*Assignment*: Retype all entries exactly, skipping pictures.

╭─ Supplied entries

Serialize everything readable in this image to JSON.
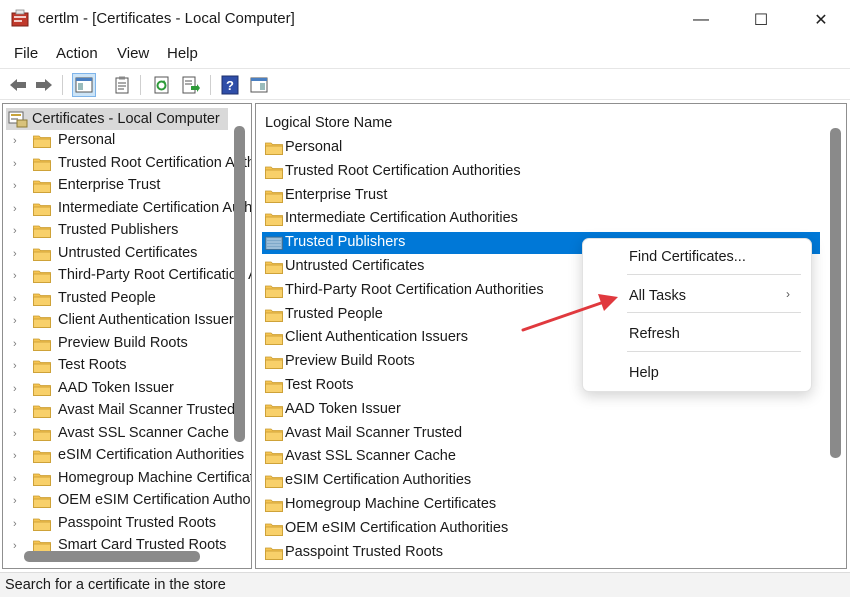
{
  "window": {
    "title": "certlm - [Certificates - Local Computer]",
    "minimize_glyph": "—",
    "maximize_glyph": "☐",
    "close_glyph": "✕"
  },
  "menu": [
    "File",
    "Action",
    "View",
    "Help"
  ],
  "toolbar": {
    "icons": [
      "back-icon",
      "forward-icon",
      "show-hide-tree-icon",
      "properties-icon",
      "refresh-icon",
      "export-list-icon",
      "help-icon",
      "show-action-pane-icon"
    ]
  },
  "tree": {
    "root": "Certificates - Local Computer",
    "items": [
      "Personal",
      "Trusted Root Certification Authorities",
      "Enterprise Trust",
      "Intermediate Certification Authorities",
      "Trusted Publishers",
      "Untrusted Certificates",
      "Third-Party Root Certification Authorities",
      "Trusted People",
      "Client Authentication Issuers",
      "Preview Build Roots",
      "Test Roots",
      "AAD Token Issuer",
      "Avast Mail Scanner Trusted",
      "Avast SSL Scanner Cache",
      "eSIM Certification Authorities",
      "Homegroup Machine Certificates",
      "OEM eSIM Certification Authorities",
      "Passpoint Trusted Roots",
      "Smart Card Trusted Roots"
    ]
  },
  "list": {
    "header": "Logical Store Name",
    "selected_index": 4,
    "items": [
      "Personal",
      "Trusted Root Certification Authorities",
      "Enterprise Trust",
      "Intermediate Certification Authorities",
      "Trusted Publishers",
      "Untrusted Certificates",
      "Third-Party Root Certification Authorities",
      "Trusted People",
      "Client Authentication Issuers",
      "Preview Build Roots",
      "Test Roots",
      "AAD Token Issuer",
      "Avast Mail Scanner Trusted",
      "Avast SSL Scanner Cache",
      "eSIM Certification Authorities",
      "Homegroup Machine Certificates",
      "OEM eSIM Certification Authorities",
      "Passpoint Trusted Roots"
    ]
  },
  "context_menu": {
    "items": [
      "Find Certificates...",
      "All Tasks",
      "Refresh",
      "Help"
    ],
    "submenu_glyph": "›"
  },
  "status": "Search for a certificate in the store",
  "colors": {
    "selection": "#0078d7",
    "annotation_arrow": "#e0393e",
    "folder": "#f5c452"
  }
}
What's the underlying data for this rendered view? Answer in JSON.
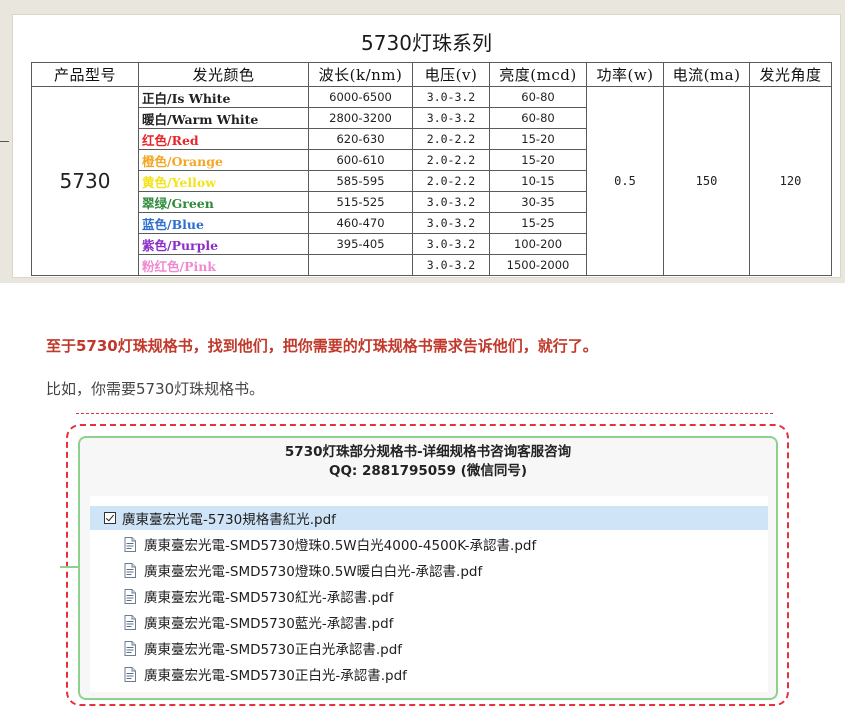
{
  "spec_table": {
    "title": "5730灯珠系列",
    "headers": [
      "产品型号",
      "发光颜色",
      "波长(k/nm)",
      "电压(v)",
      "亮度(mcd)",
      "功率(w)",
      "电流(ma)",
      "发光角度"
    ],
    "model": "5730",
    "power": "0.5",
    "current": "150",
    "angle": "120",
    "rows": [
      {
        "color": "正白/Is White",
        "color_hex": "#222222",
        "wavelength": "6000-6500",
        "voltage": "3.0-3.2",
        "brightness": "60-80"
      },
      {
        "color": "暖白/Warm White",
        "color_hex": "#222222",
        "wavelength": "2800-3200",
        "voltage": "3.0-3.2",
        "brightness": "60-80"
      },
      {
        "color": "红色/Red",
        "color_hex": "#e8262a",
        "wavelength": "620-630",
        "voltage": "2.0-2.2",
        "brightness": "15-20"
      },
      {
        "color": "橙色/Orange",
        "color_hex": "#f5a623",
        "wavelength": "600-610",
        "voltage": "2.0-2.2",
        "brightness": "15-20"
      },
      {
        "color": "黄色/Yellow",
        "color_hex": "#f2e31b",
        "wavelength": "585-595",
        "voltage": "2.0-2.2",
        "brightness": "10-15"
      },
      {
        "color": "翠绿/Green",
        "color_hex": "#2e8b3a",
        "wavelength": "515-525",
        "voltage": "3.0-3.2",
        "brightness": "30-35"
      },
      {
        "color": "蓝色/Blue",
        "color_hex": "#2f6fcf",
        "wavelength": "460-470",
        "voltage": "3.0-3.2",
        "brightness": "15-25"
      },
      {
        "color": "紫色/Purple",
        "color_hex": "#8b2fc9",
        "wavelength": "395-405",
        "voltage": "3.0-3.2",
        "brightness": "100-200"
      },
      {
        "color": "粉红色/Pink",
        "color_hex": "#f08ad0",
        "wavelength": "",
        "voltage": "3.0-3.2",
        "brightness": "1500-2000"
      }
    ]
  },
  "highlight_text": "至于5730灯珠规格书，找到他们，把你需要的灯珠规格书需求告诉他们，就行了。",
  "body_text": "比如，你需要5730灯珠规格书。",
  "file_panel": {
    "title": "5730灯珠部分规格书-详细规格书咨询客服咨询",
    "contact": "QQ:  2881795059  (微信同号)",
    "files": [
      {
        "name": "廣東臺宏光電-5730規格書紅光.pdf",
        "selected": true
      },
      {
        "name": "廣東臺宏光電-SMD5730燈珠0.5W白光4000-4500K-承認書.pdf",
        "selected": false
      },
      {
        "name": "廣東臺宏光電-SMD5730燈珠0.5W暖白白光-承認書.pdf",
        "selected": false
      },
      {
        "name": "廣東臺宏光電-SMD5730紅光-承認書.pdf",
        "selected": false
      },
      {
        "name": "廣東臺宏光電-SMD5730藍光-承認書.pdf",
        "selected": false
      },
      {
        "name": "廣東臺宏光電-SMD5730正白光承認書.pdf",
        "selected": false
      },
      {
        "name": "廣東臺宏光電-SMD5730正白光-承認書.pdf",
        "selected": false
      }
    ],
    "colors": {
      "dashed_border": "#e7303a",
      "inner_border": "#8fd18c",
      "selection": "#cfe4f7"
    }
  }
}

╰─

*Expected answer*:
Serialize everything readable in this image to JSON.
{
  "window": {
    "title": "certlm - [Certificates - Local Computer]",
    "minimize_glyph": "—",
    "maximize_glyph": "☐",
    "close_glyph": "✕"
  },
  "menu": [
    "File",
    "Action",
    "View",
    "Help"
  ],
  "toolbar": {
    "icons": [
      "back-icon",
      "forward-icon",
      "show-hide-tree-icon",
      "properties-icon",
      "refresh-icon",
      "export-list-icon",
      "help-icon",
      "show-action-pane-icon"
    ]
  },
  "tree": {
    "root": "Certificates - Local Computer",
    "items": [
      "Personal",
      "Trusted Root Certification Authorities",
      "Enterprise Trust",
      "Intermediate Certification Authorities",
      "Trusted Publishers",
      "Untrusted Certificates",
      "Third-Party Root Certification Authorities",
      "Trusted People",
      "Client Authentication Issuers",
      "Preview Build Roots",
      "Test Roots",
      "AAD Token Issuer",
      "Avast Mail Scanner Trusted",
      "Avast SSL Scanner Cache",
      "eSIM Certification Authorities",
      "Homegroup Machine Certificates",
      "OEM eSIM Certification Authorities",
      "Passpoint Trusted Roots",
      "Smart Card Trusted Roots"
    ]
  },
  "list": {
    "header": "Logical Store Name",
    "selected_index": 4,
    "items": [
      "Personal",
      "Trusted Root Certification Authorities",
      "Enterprise Trust",
      "Intermediate Certification Authorities",
      "Trusted Publishers",
      "Untrusted Certificates",
      "Third-Party Root Certification Authorities",
      "Trusted People",
      "Client Authentication Issuers",
      "Preview Build Roots",
      "Test Roots",
      "AAD Token Issuer",
      "Avast Mail Scanner Trusted",
      "Avast SSL Scanner Cache",
      "eSIM Certification Authorities",
      "Homegroup Machine Certificates",
      "OEM eSIM Certification Authorities",
      "Passpoint Trusted Roots"
    ]
  },
  "context_menu": {
    "items": [
      "Find Certificates...",
      "All Tasks",
      "Refresh",
      "Help"
    ],
    "submenu_glyph": "›"
  },
  "status": "Search for a certificate in the store",
  "colors": {
    "selection": "#0078d7",
    "annotation_arrow": "#e0393e",
    "folder": "#f5c452"
  }
}
What's the underlying data for this rendered view? Answer in JSON.
{
  "spec_table": {
    "title": "5730灯珠系列",
    "headers": [
      "产品型号",
      "发光颜色",
      "波长(k/nm)",
      "电压(v)",
      "亮度(mcd)",
      "功率(w)",
      "电流(ma)",
      "发光角度"
    ],
    "model": "5730",
    "power": "0.5",
    "current": "150",
    "angle": "120",
    "rows": [
      {
        "color": "正白/Is White",
        "color_hex": "#222222",
        "wavelength": "6000-6500",
        "voltage": "3.0-3.2",
        "brightness": "60-80"
      },
      {
        "color": "暖白/Warm White",
        "color_hex": "#222222",
        "wavelength": "2800-3200",
        "voltage": "3.0-3.2",
        "brightness": "60-80"
      },
      {
        "color": "红色/Red",
        "color_hex": "#e8262a",
        "wavelength": "620-630",
        "voltage": "2.0-2.2",
        "brightness": "15-20"
      },
      {
        "color": "橙色/Orange",
        "color_hex": "#f5a623",
        "wavelength": "600-610",
        "voltage": "2.0-2.2",
        "brightness": "15-20"
      },
      {
        "color": "黄色/Yellow",
        "color_hex": "#f2e31b",
        "wavelength": "585-595",
        "voltage": "2.0-2.2",
        "brightness": "10-15"
      },
      {
        "color": "翠绿/Green",
        "color_hex": "#2e8b3a",
        "wavelength": "515-525",
        "voltage": "3.0-3.2",
        "brightness": "30-35"
      },
      {
        "color": "蓝色/Blue",
        "color_hex": "#2f6fcf",
        "wavelength": "460-470",
        "voltage": "3.0-3.2",
        "brightness": "15-25"
      },
      {
        "color": "紫色/Purple",
        "color_hex": "#8b2fc9",
        "wavelength": "395-405",
        "voltage": "3.0-3.2",
        "brightness": "100-200"
      },
      {
        "color": "粉红色/Pink",
        "color_hex": "#f08ad0",
        "wavelength": "",
        "voltage": "3.0-3.2",
        "brightness": "1500-2000"
      }
    ]
  },
  "highlight_text": "至于5730灯珠规格书，找到他们，把你需要的灯珠规格书需求告诉他们，就行了。",
  "body_text": "比如，你需要5730灯珠规格书。",
  "file_panel": {
    "title": "5730灯珠部分规格书-详细规格书咨询客服咨询",
    "contact": "QQ:  2881795059  (微信同号)",
    "files": [
      {
        "name": "廣東臺宏光電-5730規格書紅光.pdf",
        "selected": true
      },
      {
        "name": "廣東臺宏光電-SMD5730燈珠0.5W白光4000-4500K-承認書.pdf",
        "selected": false
      },
      {
        "name": "廣東臺宏光電-SMD5730燈珠0.5W暖白白光-承認書.pdf",
        "selected": false
      },
      {
        "name": "廣東臺宏光電-SMD5730紅光-承認書.pdf",
        "selected": false
      },
      {
        "name": "廣東臺宏光電-SMD5730藍光-承認書.pdf",
        "selected": false
      },
      {
        "name": "廣東臺宏光電-SMD5730正白光承認書.pdf",
        "selected": false
      },
      {
        "name": "廣東臺宏光電-SMD5730正白光-承認書.pdf",
        "selected": false
      }
    ],
    "colors": {
      "dashed_border": "#e7303a",
      "inner_border": "#8fd18c",
      "selection": "#cfe4f7"
    }
  }
}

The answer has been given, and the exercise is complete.